6. In a sound-translating device, an interferometer, including a mirror, open work supporting said mirror, whereby the lightpatli including said mirror is influenced by sound, a second mirror, a support therefor impervious to sound, whereby the light-path including said second mirror, is uninfluenced by sound and a lialf-silvered mirror at the junction of said light-paths, whereby the fringes will be shifted by the sound, and a translating device controlled by the movement of the fringes.

In testimony whereof, I have lieicunto subscribed my name this 2nd day of October,

Cit

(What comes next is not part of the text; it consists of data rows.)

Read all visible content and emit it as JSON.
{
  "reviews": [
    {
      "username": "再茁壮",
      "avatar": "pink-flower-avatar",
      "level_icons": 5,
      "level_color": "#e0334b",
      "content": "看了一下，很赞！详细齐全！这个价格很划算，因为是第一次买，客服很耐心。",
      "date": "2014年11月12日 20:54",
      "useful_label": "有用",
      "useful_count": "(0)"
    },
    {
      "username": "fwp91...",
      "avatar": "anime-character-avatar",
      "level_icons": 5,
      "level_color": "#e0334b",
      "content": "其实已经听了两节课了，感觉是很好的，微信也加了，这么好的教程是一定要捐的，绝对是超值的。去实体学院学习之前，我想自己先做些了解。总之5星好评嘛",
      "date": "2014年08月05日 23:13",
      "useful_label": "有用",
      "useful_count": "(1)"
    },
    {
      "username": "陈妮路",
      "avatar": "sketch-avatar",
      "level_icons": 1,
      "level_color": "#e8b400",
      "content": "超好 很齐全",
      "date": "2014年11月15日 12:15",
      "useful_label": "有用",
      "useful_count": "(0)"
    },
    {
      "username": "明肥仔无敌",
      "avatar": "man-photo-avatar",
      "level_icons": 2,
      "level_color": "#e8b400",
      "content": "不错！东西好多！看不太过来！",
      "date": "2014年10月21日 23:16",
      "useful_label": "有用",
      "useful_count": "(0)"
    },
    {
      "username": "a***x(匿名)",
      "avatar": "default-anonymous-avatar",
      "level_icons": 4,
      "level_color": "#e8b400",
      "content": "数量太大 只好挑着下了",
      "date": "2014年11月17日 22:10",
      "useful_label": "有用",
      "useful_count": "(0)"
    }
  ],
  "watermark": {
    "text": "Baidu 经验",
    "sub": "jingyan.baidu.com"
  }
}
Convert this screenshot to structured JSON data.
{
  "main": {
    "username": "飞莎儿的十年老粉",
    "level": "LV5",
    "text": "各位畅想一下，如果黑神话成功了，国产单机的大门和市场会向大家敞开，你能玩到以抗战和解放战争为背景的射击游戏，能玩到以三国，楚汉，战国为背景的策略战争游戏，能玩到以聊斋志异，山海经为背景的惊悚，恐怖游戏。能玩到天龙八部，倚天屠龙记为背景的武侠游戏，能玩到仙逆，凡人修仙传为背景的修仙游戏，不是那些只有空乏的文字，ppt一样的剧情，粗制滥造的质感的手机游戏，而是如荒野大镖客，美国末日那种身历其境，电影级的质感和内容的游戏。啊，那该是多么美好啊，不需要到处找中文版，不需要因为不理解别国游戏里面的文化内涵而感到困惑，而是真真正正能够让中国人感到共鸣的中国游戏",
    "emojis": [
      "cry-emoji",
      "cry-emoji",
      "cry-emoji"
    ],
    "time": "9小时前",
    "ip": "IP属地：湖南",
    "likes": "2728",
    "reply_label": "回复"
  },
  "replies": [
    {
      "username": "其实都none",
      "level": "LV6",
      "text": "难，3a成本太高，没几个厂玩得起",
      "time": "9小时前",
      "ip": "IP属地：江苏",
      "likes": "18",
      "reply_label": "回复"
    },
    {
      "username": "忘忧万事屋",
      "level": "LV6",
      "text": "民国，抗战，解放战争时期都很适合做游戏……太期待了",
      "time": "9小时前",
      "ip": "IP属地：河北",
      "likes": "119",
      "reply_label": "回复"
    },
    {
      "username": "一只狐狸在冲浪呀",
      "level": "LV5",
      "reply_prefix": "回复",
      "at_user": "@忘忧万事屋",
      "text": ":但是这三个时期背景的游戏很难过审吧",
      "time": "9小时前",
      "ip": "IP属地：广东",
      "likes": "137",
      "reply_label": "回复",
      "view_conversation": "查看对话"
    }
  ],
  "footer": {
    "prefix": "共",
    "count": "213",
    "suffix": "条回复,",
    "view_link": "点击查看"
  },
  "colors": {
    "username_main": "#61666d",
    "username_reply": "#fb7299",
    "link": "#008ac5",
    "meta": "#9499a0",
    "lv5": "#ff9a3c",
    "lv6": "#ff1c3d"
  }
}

Referenced by
Citing PatentFiling datePublication dateApplicantTitle
US2555387 *May 19, 1947Jun 5, 1951Wilhelm Zobel TheodorInterference device for evaluating interference phenomena over a large region
US2580498 *May 17, 1948Jan 1, 1952Northrop Aircraft IncElectrooptical pulse generator
US2743645 *Aug 20, 1952May 1, 1956Johansson Ab C EInterferometric apparatus for examining the structure of reflecting surfaces
US2853917 *Mar 22, 1955Sep 30, 1958Genevoise Instr PhysiqueApparatus for precisely measuring lengths
US2913584 *Apr 18, 1955Nov 17, 1959Leo T RatiganMicrospectrographic system
US3414345 *Mar 18, 1965Dec 3, 1968Zeiss StiftungIllumination device for microscopes
US3470329 *Feb 9, 1966Sep 30, 1969Block EngineeringInterferometer microphone
US4479265 *Nov 26, 1982Oct 23, 1984Muscatell Ralph PLaser microphone
US4979820 *Apr 24, 1989Dec 25, 1990Parthasarathy ShakkottaiSingle ended, laser Schlieren system
US6301034Oct 22, 1997Oct 9, 2001John R. SpecialePulsed laser microphone
US7521668Mar 15, 2007Apr 21, 2009Noveltech Solutions Ltd.Optical audio microphone arrangement including a Michelson type interferometer for providing a phase difference between different parts of light beams
Classifications
U.S. Classification381/172, 369/103, 369/109.1, 250/237.00R
International ClassificationH04R23/00
Cooperative ClassificationH04R23/00
European ClassificationH04R23/00